Exercise details = Word for word, set down every record that appears below.

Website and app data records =
┌──

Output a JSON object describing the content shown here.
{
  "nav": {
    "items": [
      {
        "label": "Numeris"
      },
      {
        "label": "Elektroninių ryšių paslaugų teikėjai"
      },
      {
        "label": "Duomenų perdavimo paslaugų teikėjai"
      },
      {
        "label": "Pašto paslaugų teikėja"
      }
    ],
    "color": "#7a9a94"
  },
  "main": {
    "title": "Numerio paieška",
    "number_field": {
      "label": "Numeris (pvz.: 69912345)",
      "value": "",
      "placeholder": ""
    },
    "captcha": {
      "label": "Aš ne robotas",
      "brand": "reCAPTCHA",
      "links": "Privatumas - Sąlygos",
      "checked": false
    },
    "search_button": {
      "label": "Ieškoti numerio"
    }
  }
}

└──

Result for this exercise =
Output a JSON object describing the content shown here.
{
  "nav": {
    "items": [
      {
        "label": "Numeris"
      },
      {
        "label": "Elektroninių ryšių paslaugų teikėjai"
      },
      {
        "label": "Duomenų perdavimo paslaugų teikėjai"
      },
      {
        "label": "Pašto paslaugų teikėja"
      }
    ],
    "color": "#7a9a94"
  },
  "main": {
    "title": "Numerio paieška",
    "number_field": {
      "label": "Numeris (pvz.: 69912345)",
      "value": "",
      "placeholder": ""
    },
    "captcha": {
      "label": "Aš ne robotas",
      "brand": "reCAPTCHA",
      "links": "Privatumas - Sąlygos",
      "checked": false
    },
    "search_button": {
      "label": "Ieškoti numerio"
    }
  }
}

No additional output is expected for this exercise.